All right, let's start improving! You just have to pick some area and try to become better. Can you do this on your own? Maybe you can. But you'll face a serious impediment: Teams that have been working together for some time develop blind spots. After a while, you stop caring about small inefficiencies. You just live with them. You probably don't see all the little hand-offs and communication issues that happen within your team. And you don't care about all the things that seem to be outside of your control. I experienced this myself a couple of times. When I came to a new team, I often had lots of ideas for things we could try. But after working with a team full time for a year, very few new ideas came to my mind. I was too involved with the team - I had developed the same blind spots. On the other hand, I once came to a scrum team who had been working together for several years. Everything they did was routine. The held regular retrospectives, but only minor improvements came up. They thought there was not much left to improve. I was new and wanted to find out how they worked, so I asked a lot of questions about how they did things. And after some time, a very experienced developer said "Maybe we should find out why we do things the way we do, and if that's really the best way". From there we could start to change things and improve again. Sometimes you just need a little nudge. And sometimes somebody from the outside, who is not a part of your organization, can show you a perspective that you fail to see from the inside.

How can I help you?

As a consultant: I can show you ways how to better understand what your users and customers need and to better capture that knowledge for your developers. You will know exactly what is needed and when development is done. You will spend more time on customer valued features and less time on re-work. I can work with your development teams to improve how they work together. There will be less communication problems and less busy-work. We will work on making it easier for your teams to work with other stakeholders - Users, operations, management, ... Everybody involved in creating software will spend more time working together and working with the rest of your organization. As a trainer: Your teams want to learn how to create better software and how to create software better? I can work with them on improving their development skills. I can show them how to create high quality software, deliver often and keep the architecture and design up to date. This will save you money in the long run because the pace and predictability of your software development organization will remain high. Down in the trenches: I can work with your teams on the code, adding features, adding tests, improving test quality, refactoring your code and improving your design. By doing this, I will help your team to improve your code and develop the software, and I will show them ways how they can do it on their own. I can help you save money by developing software more efficiently. And I can help you make money by better capturing what the user wants and delivering value earlier.


Learn more about how working with me could look like.

Picture of David Tanzer

My name is David Tanzer and I have been working as an independent software consultant since 2006. I help my clients to develop software right and to develop the right software as a trainer, coach and consultant.
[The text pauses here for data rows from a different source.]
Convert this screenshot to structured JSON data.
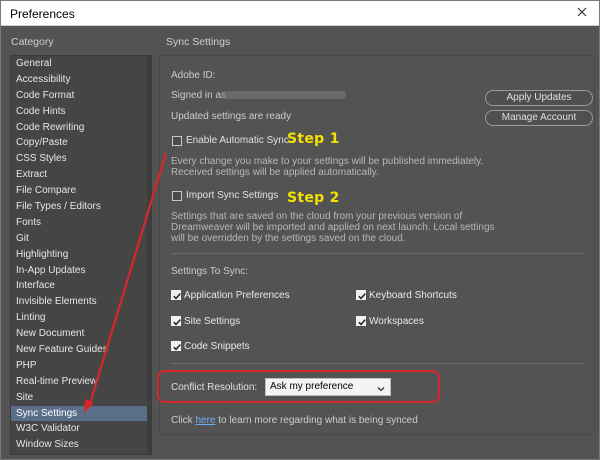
{
  "window": {
    "title": "Preferences"
  },
  "left_panel": {
    "header": "Category",
    "items": [
      "General",
      "Accessibility",
      "Code Format",
      "Code Hints",
      "Code Rewriting",
      "Copy/Paste",
      "CSS Styles",
      "Extract",
      "File Compare",
      "File Types / Editors",
      "Fonts",
      "Git",
      "Highlighting",
      "In-App Updates",
      "Interface",
      "Invisible Elements",
      "Linting",
      "New Document",
      "New Feature Guides",
      "PHP",
      "Real-time Preview",
      "Site",
      "Sync Settings",
      "W3C Validator",
      "Window Sizes"
    ],
    "selected": "Sync Settings"
  },
  "sync": {
    "header": "Sync Settings",
    "adobe_id_label": "Adobe ID:",
    "signed_in_label": "Signed in as",
    "updated_text": "Updated settings are ready",
    "apply_updates": "Apply Updates",
    "manage_account": "Manage Account",
    "enable_auto_sync": "Enable Automatic Sync",
    "auto_sync_desc_1": "Every change you make to your settings will be published immediately.",
    "auto_sync_desc_2": "Received settings will be applied automatically.",
    "import_sync": "Import Sync Settings",
    "import_desc_1": "Settings that are saved on the cloud from your previous version of",
    "import_desc_2": "Dreamweaver will be imported and applied on next launch. Local settings",
    "import_desc_3": "will be overridden by the settings saved on the cloud.",
    "settings_to_sync": "Settings To Sync:",
    "options": {
      "app_prefs": "Application Preferences",
      "keyboard": "Keyboard Shortcuts",
      "site_settings": "Site Settings",
      "workspaces": "Workspaces",
      "snippets": "Code Snippets"
    },
    "conflict_label": "Conflict Resolution:",
    "conflict_value": "Ask my preference",
    "footer_prefix": "Click",
    "footer_link": "here",
    "footer_suffix": "to learn more regarding what is being synced"
  },
  "annotations": {
    "step1": "Step 1",
    "step2": "Step 2"
  },
  "colors": {
    "accent_red": "#d8262a",
    "step_yellow": "#f5e000",
    "selected_bg": "#5a6e8a"
  },
  "icons": {
    "close": "close-icon",
    "dropdown": "chevron-down-icon",
    "check": "check-icon"
  }
}
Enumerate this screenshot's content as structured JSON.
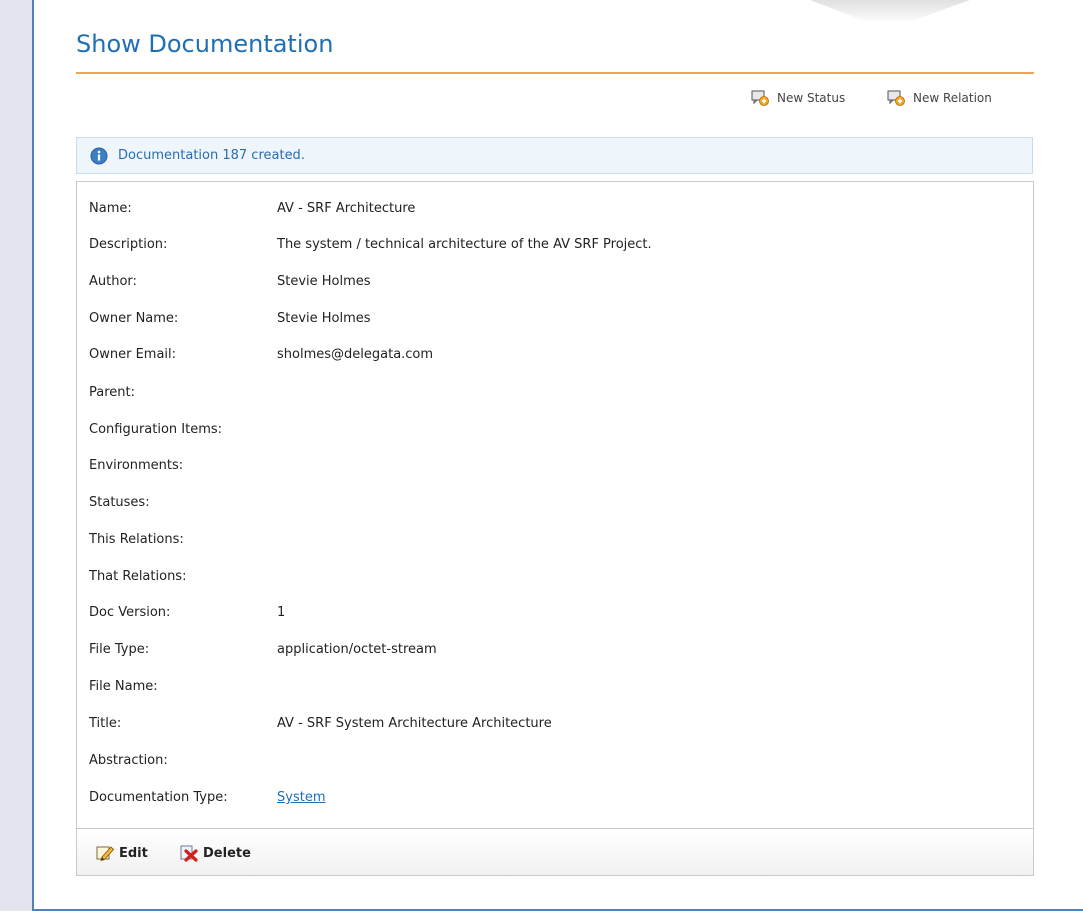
{
  "page": {
    "title": "Show Documentation"
  },
  "actions": {
    "new_status": "New Status",
    "new_relation": "New Relation"
  },
  "notice": {
    "message": "Documentation 187 created."
  },
  "fields": [
    {
      "label": "Name:",
      "value": "AV - SRF Architecture"
    },
    {
      "label": "Description:",
      "value": "The system / technical architecture of the AV SRF Project."
    },
    {
      "label": "Author:",
      "value": "Stevie Holmes"
    },
    {
      "label": "Owner Name:",
      "value": "Stevie Holmes"
    },
    {
      "label": "Owner Email:",
      "value": "sholmes@delegata.com"
    },
    {
      "label": "Parent:",
      "value": ""
    },
    {
      "label": "Configuration Items:",
      "value": ""
    },
    {
      "label": "Environments:",
      "value": ""
    },
    {
      "label": "Statuses:",
      "value": ""
    },
    {
      "label": "This Relations:",
      "value": ""
    },
    {
      "label": "That Relations:",
      "value": ""
    },
    {
      "label": "Doc Version:",
      "value": "1"
    },
    {
      "label": "File Type:",
      "value": "application/octet-stream"
    },
    {
      "label": "File Name:",
      "value": ""
    },
    {
      "label": "Title:",
      "value": "AV - SRF System Architecture Architecture"
    },
    {
      "label": "Abstraction:",
      "value": ""
    },
    {
      "label": "Documentation Type:",
      "value": "System"
    }
  ],
  "toolbar": {
    "edit_label": "Edit",
    "delete_label": "Delete"
  },
  "colors": {
    "title": "#1f6fb5",
    "rule": "#f0a45a",
    "link": "#1f6fb5",
    "notice_bg": "#eef5fb"
  },
  "icons": {
    "new_status": "comment-add-icon",
    "new_relation": "comment-add-icon",
    "notice": "info-icon",
    "edit": "pencil-icon",
    "delete": "red-x-icon"
  }
}
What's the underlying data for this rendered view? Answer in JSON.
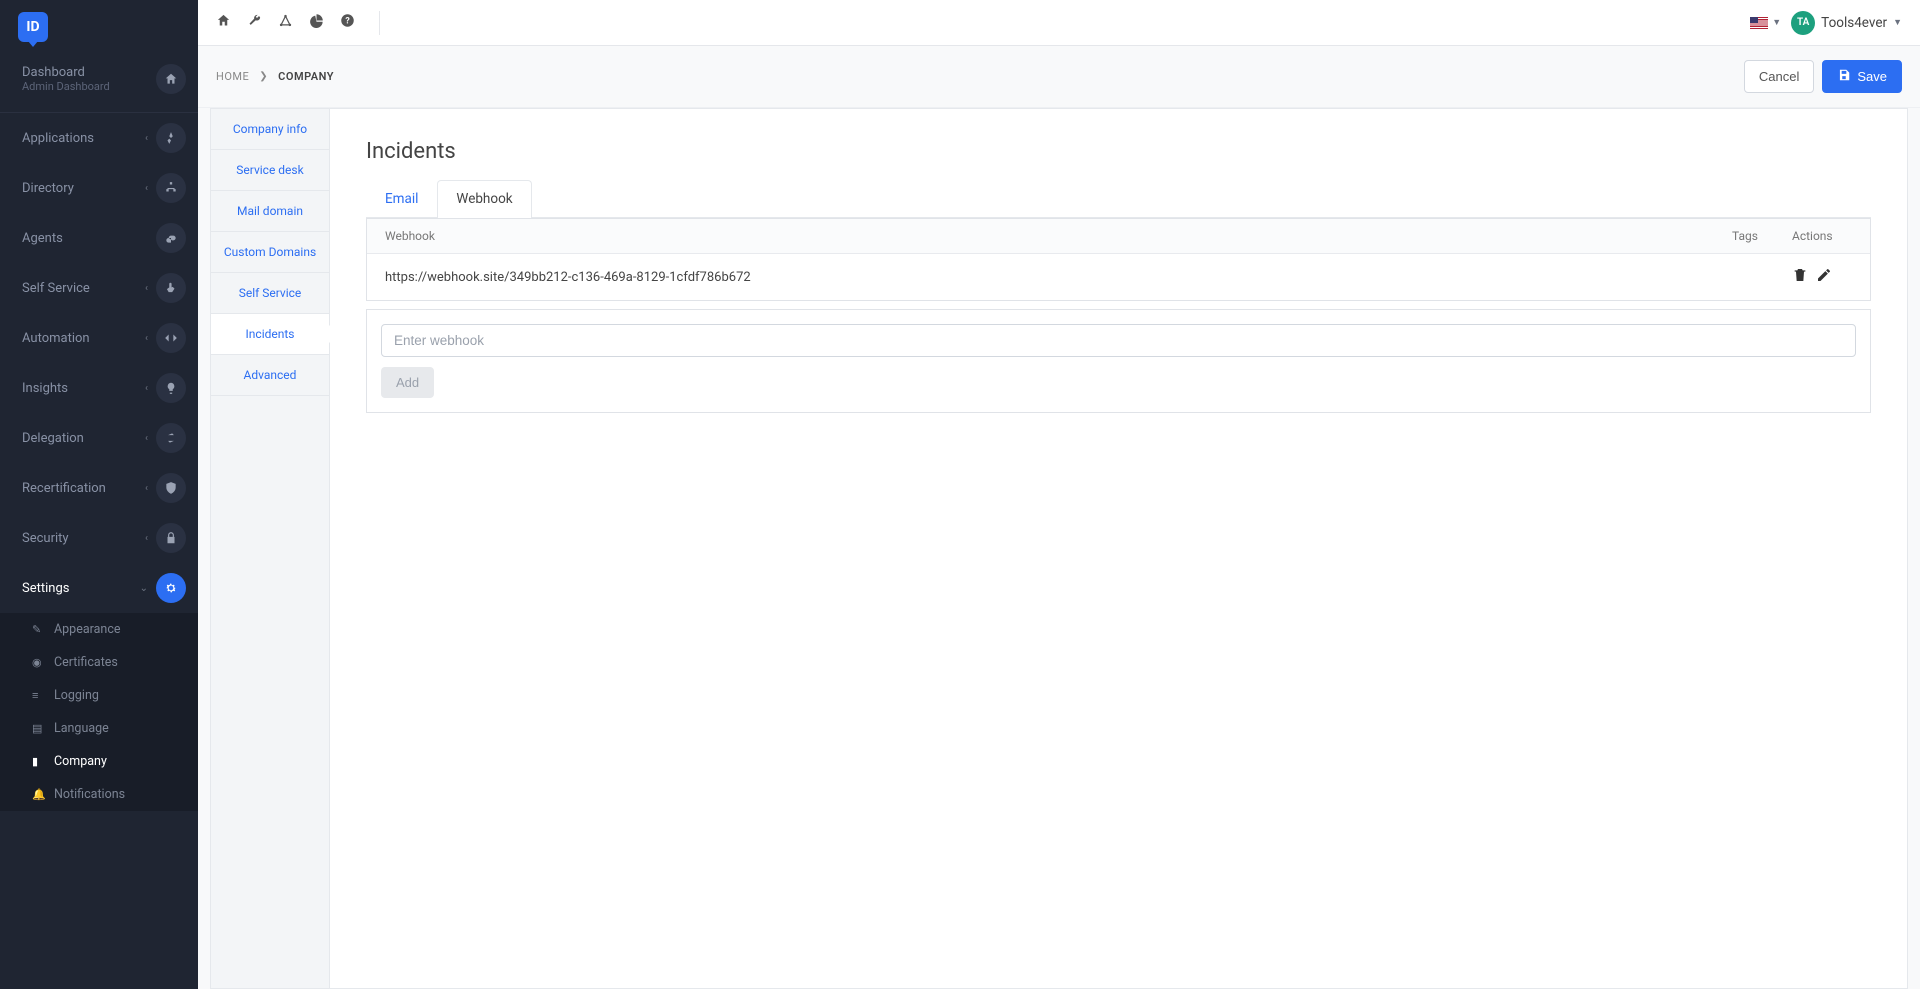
{
  "logo_text": "ID",
  "sidebar": {
    "dashboard": {
      "label": "Dashboard",
      "subtitle": "Admin Dashboard"
    },
    "items": [
      {
        "label": "Applications"
      },
      {
        "label": "Directory"
      },
      {
        "label": "Agents"
      },
      {
        "label": "Self Service"
      },
      {
        "label": "Automation"
      },
      {
        "label": "Insights"
      },
      {
        "label": "Delegation"
      },
      {
        "label": "Recertification"
      },
      {
        "label": "Security"
      },
      {
        "label": "Settings"
      }
    ],
    "settings_sub": [
      {
        "label": "Appearance"
      },
      {
        "label": "Certificates"
      },
      {
        "label": "Logging"
      },
      {
        "label": "Language"
      },
      {
        "label": "Company"
      },
      {
        "label": "Notifications"
      }
    ]
  },
  "topbar": {
    "avatar_initials": "TA",
    "username": "Tools4ever"
  },
  "breadcrumb": {
    "home": "HOME",
    "current": "COMPANY",
    "cancel": "Cancel",
    "save": "Save"
  },
  "inner_nav": [
    "Company info",
    "Service desk",
    "Mail domain",
    "Custom Domains",
    "Self Service",
    "Incidents",
    "Advanced"
  ],
  "page": {
    "title": "Incidents",
    "tabs": {
      "email": "Email",
      "webhook": "Webhook"
    },
    "table": {
      "col_webhook": "Webhook",
      "col_tags": "Tags",
      "col_actions": "Actions",
      "rows": [
        {
          "url": "https://webhook.site/349bb212-c136-469a-8129-1cfdf786b672"
        }
      ]
    },
    "add": {
      "placeholder": "Enter webhook",
      "button": "Add"
    }
  }
}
I speak at conferences (like W-JAX, Con-Fess, Droidcon, the DOAG conference, Herbstcampus and others) and write a blog about software development.